[Web page and app entries]
-------

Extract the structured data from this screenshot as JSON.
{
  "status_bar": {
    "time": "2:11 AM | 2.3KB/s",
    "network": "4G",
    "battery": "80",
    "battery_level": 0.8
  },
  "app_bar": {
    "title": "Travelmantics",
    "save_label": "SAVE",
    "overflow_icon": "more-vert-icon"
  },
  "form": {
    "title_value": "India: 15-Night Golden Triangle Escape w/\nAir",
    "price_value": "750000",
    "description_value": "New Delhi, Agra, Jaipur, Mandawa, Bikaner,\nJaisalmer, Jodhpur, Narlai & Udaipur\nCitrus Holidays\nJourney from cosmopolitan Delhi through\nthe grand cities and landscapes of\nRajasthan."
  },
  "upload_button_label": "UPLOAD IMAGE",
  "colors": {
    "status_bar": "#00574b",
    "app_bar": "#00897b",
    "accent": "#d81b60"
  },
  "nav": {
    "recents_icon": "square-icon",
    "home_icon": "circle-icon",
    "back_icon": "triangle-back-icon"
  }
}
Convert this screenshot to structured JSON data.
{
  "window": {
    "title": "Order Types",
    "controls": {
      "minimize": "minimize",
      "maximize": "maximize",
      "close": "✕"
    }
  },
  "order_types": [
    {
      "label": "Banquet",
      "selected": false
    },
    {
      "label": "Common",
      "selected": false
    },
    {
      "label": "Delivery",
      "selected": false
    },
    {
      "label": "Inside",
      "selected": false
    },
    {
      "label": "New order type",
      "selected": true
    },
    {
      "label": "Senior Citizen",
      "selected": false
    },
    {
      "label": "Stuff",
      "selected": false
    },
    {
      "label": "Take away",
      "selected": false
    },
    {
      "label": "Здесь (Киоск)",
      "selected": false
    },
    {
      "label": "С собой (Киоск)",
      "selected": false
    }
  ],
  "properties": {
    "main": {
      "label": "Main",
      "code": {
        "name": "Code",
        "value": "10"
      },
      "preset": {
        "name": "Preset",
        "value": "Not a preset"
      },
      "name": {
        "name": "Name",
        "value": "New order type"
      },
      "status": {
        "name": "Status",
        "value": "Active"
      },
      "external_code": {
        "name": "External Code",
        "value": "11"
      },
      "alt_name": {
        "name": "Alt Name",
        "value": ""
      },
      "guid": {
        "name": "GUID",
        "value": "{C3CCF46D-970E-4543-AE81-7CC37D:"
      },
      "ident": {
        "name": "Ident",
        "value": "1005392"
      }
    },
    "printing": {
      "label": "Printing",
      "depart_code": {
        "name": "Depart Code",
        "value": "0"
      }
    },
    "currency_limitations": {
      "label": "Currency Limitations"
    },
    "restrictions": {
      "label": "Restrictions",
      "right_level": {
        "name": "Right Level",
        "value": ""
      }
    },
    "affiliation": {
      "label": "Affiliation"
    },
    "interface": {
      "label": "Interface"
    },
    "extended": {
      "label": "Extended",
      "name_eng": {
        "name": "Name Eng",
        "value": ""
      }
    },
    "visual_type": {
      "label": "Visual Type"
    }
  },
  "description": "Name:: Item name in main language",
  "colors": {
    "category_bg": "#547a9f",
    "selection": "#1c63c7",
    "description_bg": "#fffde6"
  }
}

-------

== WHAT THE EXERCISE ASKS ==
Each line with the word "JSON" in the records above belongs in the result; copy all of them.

== RESULT OF THIS EXERCISE ==
Extract the structured data from this screenshot as JSON.
Convert this screenshot to structured JSON data.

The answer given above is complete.